But a day after asking “what more can I do?” to prove his current success is down to bread and water, Wiggins said he had been advised against making the results of his blood passport programme public.
All professional cyclists must sign up to the programme run by the International Cycling Union (UCI), whose aim is to catch cheats by detecting fluctuations in tell-tale key parameters in blood taken at regular intervals.
Wiggins believes publishing results would cause confusion and, for him, be a “no-win” situation.
“I did it in 2009 and people said I was doped, so I think whatever you do with the passport thing, I think it’s a no-win situation,” Wiggins said at the end of the 13th stage Saturday.

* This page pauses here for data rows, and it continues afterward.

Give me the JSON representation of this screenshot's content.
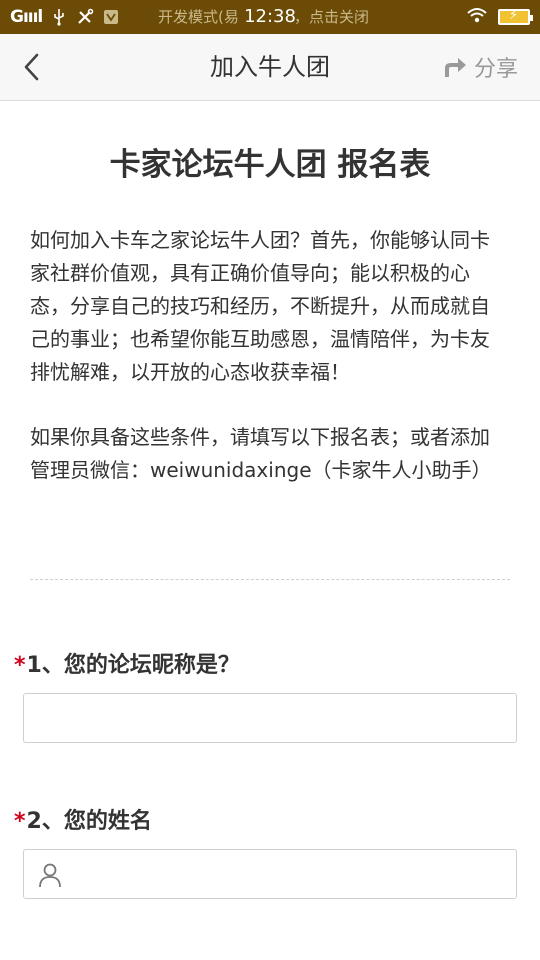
{
  "status_bar": {
    "signal": "Gıııl",
    "dev_mode_text_left": "开发模式(易",
    "time": "12:38",
    "dev_mode_text_right": "，点击关闭"
  },
  "nav": {
    "title": "加入牛人团",
    "share_label": "分享"
  },
  "form": {
    "title": "卡家论坛牛人团 报名表",
    "intro_paragraphs": [
      "如何加入卡车之家论坛牛人团？首先，你能够认同卡家社群价值观，具有正确价值导向；能以积极的心态，分享自己的技巧和经历，不断提升，从而成就自己的事业；也希望你能互助感恩，温情陪伴，为卡友排忧解难，以开放的心态收获幸福！",
      "如果你具备这些条件，请填写以下报名表；或者添加管理员微信：weiwunidaxinge（卡家牛人小助手）"
    ],
    "questions": [
      {
        "required_mark": "*",
        "label": "1、您的论坛昵称是？",
        "value": ""
      },
      {
        "required_mark": "*",
        "label": "2、您的姓名",
        "value": ""
      }
    ]
  },
  "colors": {
    "status_bar_bg": "#6b4b06",
    "required_star": "#d0021b",
    "nav_bg": "#f7f7f7"
  },
  "icons": {
    "back": "chevron-left-icon",
    "share": "share-icon",
    "user": "user-icon",
    "usb": "usb-icon",
    "tools": "tools-icon",
    "wifi": "wifi-icon",
    "battery": "battery-charging-icon"
  }
}
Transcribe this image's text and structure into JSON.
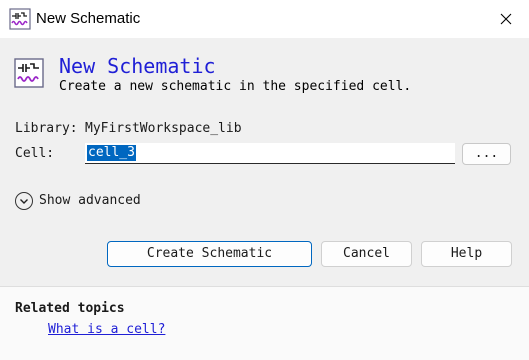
{
  "window": {
    "title": "New Schematic",
    "close_icon": "close-icon"
  },
  "header": {
    "title": "New Schematic",
    "subtitle": "Create a new schematic in the specified cell.",
    "icon": "schematic-icon"
  },
  "form": {
    "library_label": "Library:",
    "library_value": "MyFirstWorkspace_lib",
    "cell_label": "Cell:",
    "cell_value": "cell_3",
    "browse_label": "...",
    "advanced_label": "Show advanced",
    "advanced_icon": "chevron-down-icon"
  },
  "buttons": {
    "create": "Create Schematic",
    "cancel": "Cancel",
    "help": "Help"
  },
  "related": {
    "title": "Related topics",
    "link": "What is a cell?"
  },
  "colors": {
    "accent": "#1f1fd6",
    "selection": "#0067c0",
    "background": "#f0f0f0"
  }
}
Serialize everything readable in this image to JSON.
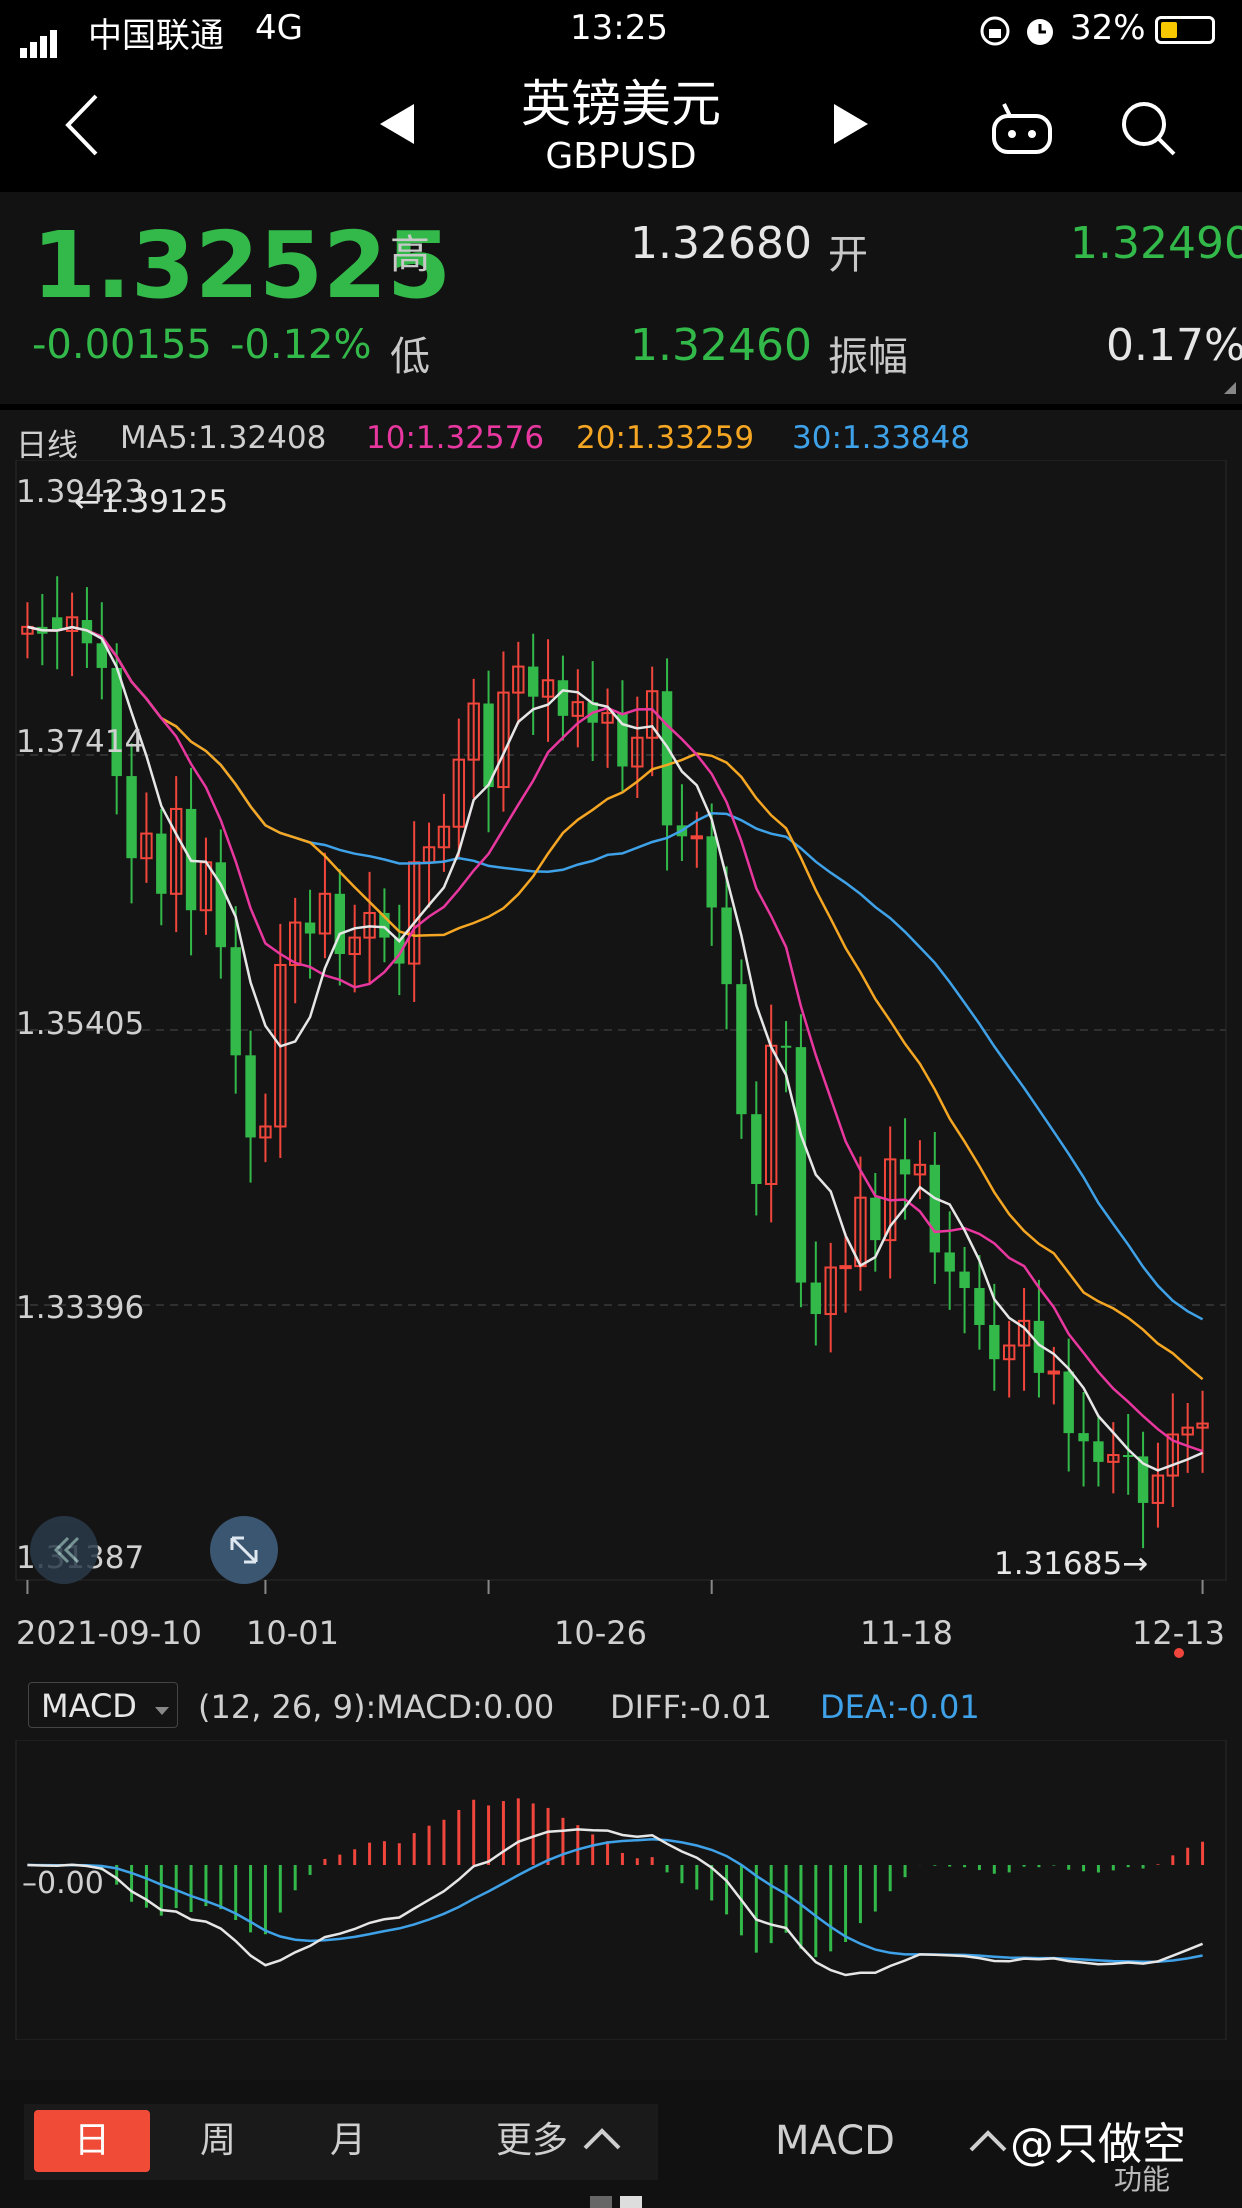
{
  "status": {
    "carrier": "中国联通",
    "network": "4G",
    "time": "13:25",
    "battery": "32%"
  },
  "nav": {
    "title": "英镑美元",
    "subtitle": "GBPUSD"
  },
  "quote": {
    "price": "1.32525",
    "change": "-0.00155",
    "change_pct": "-0.12%",
    "high_label": "高",
    "high_value": "1.32680",
    "low_label": "低",
    "low_value": "1.32460",
    "open_label": "开",
    "open_value": "1.32490",
    "amplitude_label": "振幅",
    "amplitude_value": "0.17%"
  },
  "ma": {
    "period": "日线",
    "ma5": "MA5:1.32408",
    "ma10": "10:1.32576",
    "ma20": "20:1.33259",
    "ma30": "30:1.33848"
  },
  "colors": {
    "up": "#f0463c",
    "down": "#33b94a",
    "ma5": "#e6e6e6",
    "ma10": "#e8379f",
    "ma20": "#f5a623",
    "ma30": "#3fa2e8",
    "grid": "#3a3a3a"
  },
  "price_axis": {
    "top": "1.39423",
    "mid1": "1.37414",
    "mid2": "1.35405",
    "mid3": "1.33396",
    "bottom": "1.31387"
  },
  "annotations": {
    "max": "←1.39125",
    "min": "1.31685→"
  },
  "dates": [
    "2021-09-10",
    "10-01",
    "10-26",
    "11-18",
    "12-13"
  ],
  "macd": {
    "selector": "MACD",
    "params": "(12, 26, 9):MACD:0.00",
    "diff": "DIFF:-0.01",
    "dea": "DEA:-0.01",
    "zero_label": "0.00"
  },
  "bottom_tabs": {
    "day": "日",
    "week": "周",
    "month": "月",
    "more": "更多",
    "indicator": "MACD",
    "watermark": "@只做空",
    "function": "功能"
  },
  "chart_data": {
    "type": "candlestick",
    "ylim": [
      1.31387,
      1.39423
    ],
    "ohlc_open": [
      1.383,
      1.3835,
      1.3842,
      1.3832,
      1.384,
      1.3823,
      1.3805,
      1.3726,
      1.3666,
      1.3684,
      1.364,
      1.3702,
      1.3628,
      1.3663,
      1.3601,
      1.3522,
      1.3462,
      1.347,
      1.3588,
      1.3619,
      1.3611,
      1.364,
      1.3596,
      1.3608,
      1.3626,
      1.3608,
      1.3589,
      1.3663,
      1.3674,
      1.3689,
      1.3738,
      1.3779,
      1.3718,
      1.3787,
      1.3806,
      1.3784,
      1.3796,
      1.377,
      1.378,
      1.3765,
      1.3772,
      1.3733,
      1.3754,
      1.3788,
      1.369,
      1.3682,
      1.3682,
      1.363,
      1.3574,
      1.3479,
      1.3428,
      1.3529,
      1.3528,
      1.3356,
      1.3333,
      1.3367,
      1.3368,
      1.3418,
      1.3387,
      1.3446,
      1.3435,
      1.3442,
      1.3378,
      1.3364,
      1.3352,
      1.3325,
      1.33,
      1.331,
      1.3328,
      1.329,
      1.3291,
      1.3246,
      1.324,
      1.3225,
      1.323,
      1.3229,
      1.3195,
      1.3215,
      1.3245,
      1.325
    ],
    "ohlc_close": [
      1.3835,
      1.383,
      1.3832,
      1.3842,
      1.3823,
      1.3805,
      1.3726,
      1.3666,
      1.3684,
      1.364,
      1.3702,
      1.3628,
      1.3663,
      1.3601,
      1.3522,
      1.3462,
      1.347,
      1.3588,
      1.3619,
      1.3611,
      1.364,
      1.3596,
      1.3608,
      1.3626,
      1.3608,
      1.3589,
      1.3663,
      1.3674,
      1.3689,
      1.3738,
      1.3779,
      1.3718,
      1.3787,
      1.3806,
      1.3784,
      1.3796,
      1.377,
      1.378,
      1.3765,
      1.3772,
      1.3733,
      1.3754,
      1.3788,
      1.369,
      1.3682,
      1.3682,
      1.363,
      1.3574,
      1.3479,
      1.3428,
      1.3529,
      1.3528,
      1.3356,
      1.3333,
      1.3367,
      1.3368,
      1.3418,
      1.3387,
      1.3446,
      1.3435,
      1.3442,
      1.3378,
      1.3364,
      1.3352,
      1.3325,
      1.33,
      1.331,
      1.3328,
      1.329,
      1.3291,
      1.3246,
      1.324,
      1.3225,
      1.323,
      1.3229,
      1.3195,
      1.3215,
      1.3245,
      1.325,
      1.3253
    ],
    "ma5_level": 1.32408,
    "ma10_level": 1.32576,
    "ma20_level": 1.33259,
    "ma30_level": 1.33848
  }
}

In 2009, Wiggins claimed his best result ever on the race when he finished fourth riding for Garmin, a team who regularly profess their commitment to drugs-free sport.
Now at Sky, Wiggins says he has been advised against a repeat by “doctors in the team”.
“They’ve said to me that the blood passport isn’t sort of clear cut doping or not doping. There’s so many variables in it.
“So if I was to do that, to certain people scrutinising it, they would say ’it’s either too stable or it’s too up and down’.
“I’ve been strongly advised against it, but it’s something I’d like to do ... because I’ve got nothing to hide so I don’t see why it shouldn’t be out there.”
Sky’s domination in the race has prompted some commentators to compare them to the dominant US Postal team once headed by Lance Armstrong, the seven-time champion who faces serious doping charges in the United States.
In some sections of the French press, Sky have even been dubbed ’UK Postal’.
Wiggins was also asked about reported doubts on his performance from former Irish professional Paul Kimmage, now an award-winning journalist known for his staunch anti-doping stance.
But the Englishman said there was a limit to what he would do to prove his innocence.
“Sometimes I think for certain people, whatever you do will never be enough, unless they came and lived with me for 12 months. And I’m not prepared to do that. Certainly not (with) Paul Kimmage,” added Wiggins.
He believes his only chance at proving the doubters wrong is continuing to pass doping tests.
“The test of time is more important really, and the continuation of the fantastic job the UCI do,” said Wiggins.
“I’ve lost count of the number of times I’ve been tested this week, blood and urine. It’s the more we do that, the better our sport is becoming.”